In a few moments the boat swung loose and turned its prow down the river. The bustle of the embarkation distracted him. He watched the hurrying sailors, gazed at the piles of merchandise, walked up and down the deck, listened to the fresh breeze that began to play upon the great, sonorous harp of the shrouds and the masts, and when at last the vessel glided out into the waters of the gulf he lay down in a hammock and fell into a long and dreamless sleep.
Infinite passion, and the pain
Of finite hearts that yearn.”
For a moment after she had read the note which David thrust beneath her door, Pepeeta held her breath; then sinking to her knees, she prostrated herself before that august Being to whom all men bow in last extremities; her head resting upon arms pathetically crossed on the low window sill—bruised but not broken, cast down, but not destroyed—she drank the cup of sorrow to its dregs.
Men hang birds in dark rooms, sometimes, until they learn to sing, and it was to a kindred discipline of her Heavenly Father’s that Pepeeta was being subjected.
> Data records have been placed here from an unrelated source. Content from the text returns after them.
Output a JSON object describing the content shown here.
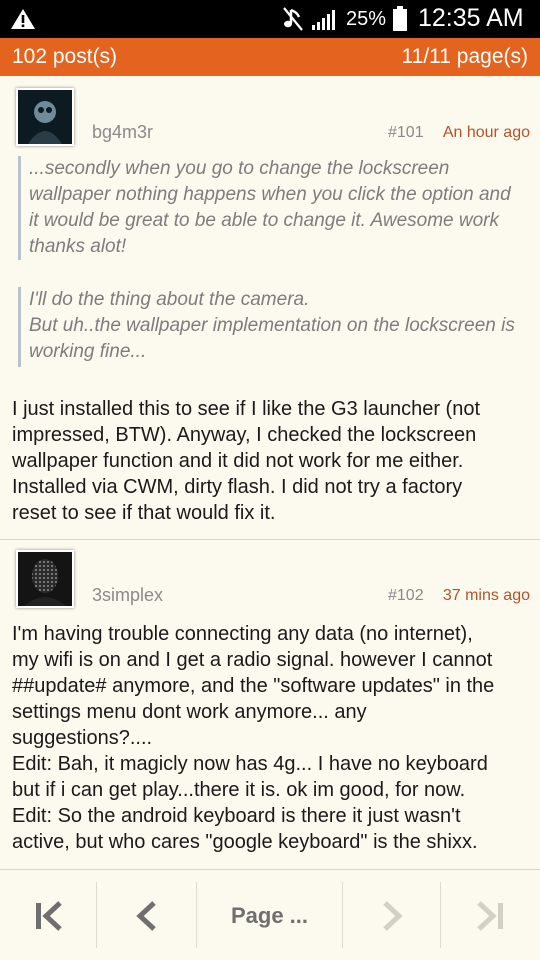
{
  "status_bar": {
    "battery_percent": "25%",
    "time": "12:35 AM",
    "icons": [
      "warning-icon",
      "mute-icon",
      "signal-icon",
      "battery-icon"
    ]
  },
  "header": {
    "posts_count": "102 post(s)",
    "page_info": "11/11 page(s)"
  },
  "posts": [
    {
      "username": "bg4m3r",
      "number": "#101",
      "time": "An hour ago",
      "quotes": [
        [
          "...secondly when you go to change the lockscreen",
          "wallpaper nothing happens when you click the option and",
          "it would be great to be able to change it. Awesome work",
          "thanks alot!"
        ],
        [
          "I'll do the thing about the camera.",
          "But uh..the wallpaper implementation on the lockscreen is",
          "working fine..."
        ]
      ],
      "body": [
        "I just installed this to see if I like the G3 launcher (not",
        "impressed, BTW). Anyway, I checked the lockscreen",
        "wallpaper function and it did not work for me either.",
        "Installed via CWM, dirty flash. I did not try a factory",
        "reset to see if that would fix it."
      ]
    },
    {
      "username": "3simplex",
      "number": "#102",
      "time": "37 mins ago",
      "body": [
        "I'm having trouble connecting any data (no internet),",
        "my wifi is on and I get a radio signal. however I cannot",
        "##update# anymore, and the \"software updates\" in the",
        "settings menu dont work anymore... any",
        "suggestions?....",
        "Edit: Bah, it magicly now has 4g... I have no keyboard",
        "but if i can get play...there it is. ok im good, for now.",
        "Edit: So the android keyboard is there it just wasn't",
        "active, but who cares \"google keyboard\" is the shixx."
      ]
    }
  ],
  "nav": {
    "page_label": "Page ...",
    "icons": [
      "first-page-icon",
      "prev-page-icon",
      "next-page-icon",
      "last-page-icon"
    ]
  },
  "colors": {
    "accent": "#e4641f",
    "background": "#fcf9ee",
    "time_text": "#b3552a"
  }
}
In that supreme hour of trial she performed the greatest feat of which the soul is capable. She defied her own nature; she committed an act of sacred violence against the most clamorous propensities of her heart.
What that struggle cost her no mortal mind can know. That in her decision she chose the better part some will doubt. The most common justification of our conduct is that we have followed the “dictates of our natures.” But because those natures are double, and the good and evil perpetually struggle for the mastery, we are sometimes compelled to reverse their most strenuous demands.
Those lofty souls who are enabled to perceive their duty clearly and to commit bravely this act of sacred violence must always remain a mystery to those who meanly live upon a lower plane of existence.
It was as certain when this pure soul entered upon her renewed struggle to find the path of duty that she would succeed, as that the carrier pigeon, launched into an unknown region, will find the homeward way; but for a little time she fluttered her wings in ignorance and despair; she found no rest for the soles of her feet, and the ark of refuge was nowhere to be seen.
The nearness of her lover, she could see him in the street; his sorrow, she could behold his white face even by the pale light of the moon; his tender love, whose real depth she had never for a moment doubted; his bitter agony, which she knew she could terminate in a single instant, all appealed to her with an indescribable power. Her own sorrow and loneliness were eclipsed by the consciousness of the sorrow and loneliness of the man whom she loved more than life. She felt the pain in his bosom far more than in her own; but this feeling which added so much to her suffering became a clear interpreter of her duty.